It takes a different kind of Fifa to organise the World Cup in a country such as Brazil. Secretary general Jerome Valcke calls it "Fifa Samba."
Valcke said Friday the governing body had to change to be able to handle the complex task of hosting the World Cup in the continent-sized country. He says Fifa "became more flexible."
Valcke said many of the challenges in Brazil are similar to the ones in South Africa, and are likely to be repeated when the World Cup goes to Russia in 2018 and Qatar in 2022.
He also said his criticism of Brazil's preparations earlier this year had marked a turning point in the relationship between Fifa and the government, and that he doesn't think next year's Confederations Cup will be "a real rehearsal of the World Cup."
On the eve of the Confederations Cup draw in Sao Paulo, Valcke said Fifa quickly realised that it needed a different approach to dealing with Brazil's complex government structure and the intricacies of the country.
He said the need to change became clear when Fifa paid a visit after Brazil won the right in 2007 to host the World Cup - and heard a worrisome message from the future hosts.
"We arrived in Brazil saying, 'OK, we know how to organise the World Cup, that's us,'" he said. "And Brazil was saying, 'Sorry, sorry, we know what's football and you will not tell us how to make it."
Fifa knew it would need to adapt to make it work.
"Then we became a Fifa Samba," he said. "We become more flexible."

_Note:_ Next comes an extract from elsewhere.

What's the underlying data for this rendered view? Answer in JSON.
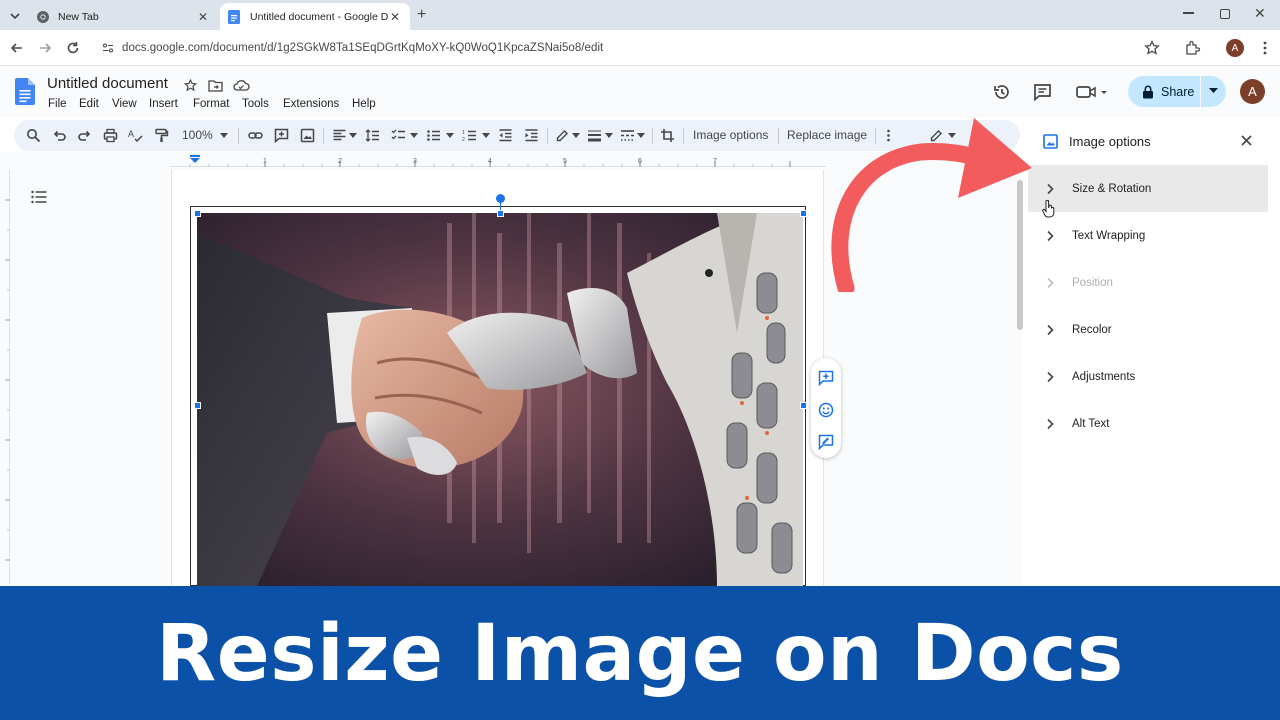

He said it was hard to deal with Brazil's three levels of governments to get projects under way, as each level - the federal, state and municipal - is responsible for a different area.
"In one meeting you have three different meetings, your work is a bit more difficult," Valcke said. "When you give a World Cup seven years in advance, you never think about that, I'm not talking about us, but most of the people, they don't think about this, they say, 'Oh, we have seven years, it's more than enough.'"
Valcke said his harsh criticism of Brazil's preparations at the beginning of the year forced both sides to try to find a way to move forward.
"Due to my words we reached a level where we were going nowhere," Valcke said.
"My words created a war in a way," he said. "It took time. It took a long, long time to digest what I said. I have to recognise that Brazil did a lot, it came a long way to say, 'OK, let's meet all of us, sit around the table and see how it works.'"
He said the parties moved on and the relationship improved significantly, as did the country's preparations.
"Suddenly we understood that we must have the same objective," Valcke said. "Work has been done, if we were at the same level today that we were 10 months ago, I would be as negative as I was 10 months ago. Work has been done. We are moving on, and in the right way."
Valcke said the South Africa World Cup marked the first time Fifa became fully involved in the tournament's organisation. Its strong presence has been equally needed in Brazil and is likely to be necessary in the next two World Cups too.
"You have a number of things which are quite comparable," he said. "And if you think about Russia, it's more or less the same."
Valcke said the focus on South Africa and the upcoming host nations will be mainly on infrastructure, which was not the case in Germany in 2006 -when Fifa provided support but didn't need to be hands-on.
"(In South Africa) it was the first time that Fifa was so involved in the organisation of a World Cup," he said. "Meaning that we worked and we helped the local organising committee, it was really a day-to-day work. For the first time Fifa learned what it means to organise a World Cup from A to Z."
Valcke said Fifa does not expect Brazil to be fully ready for the World Cup when the Confederations Cup arrives next June.
"Here we will have the six stadiums, we know that now," Valcke said. "The question again is more to make sure that we test what can be tested during the Confederations Cup and not try to think that we will have a real rehearsal of the World Cup. It will not be the case."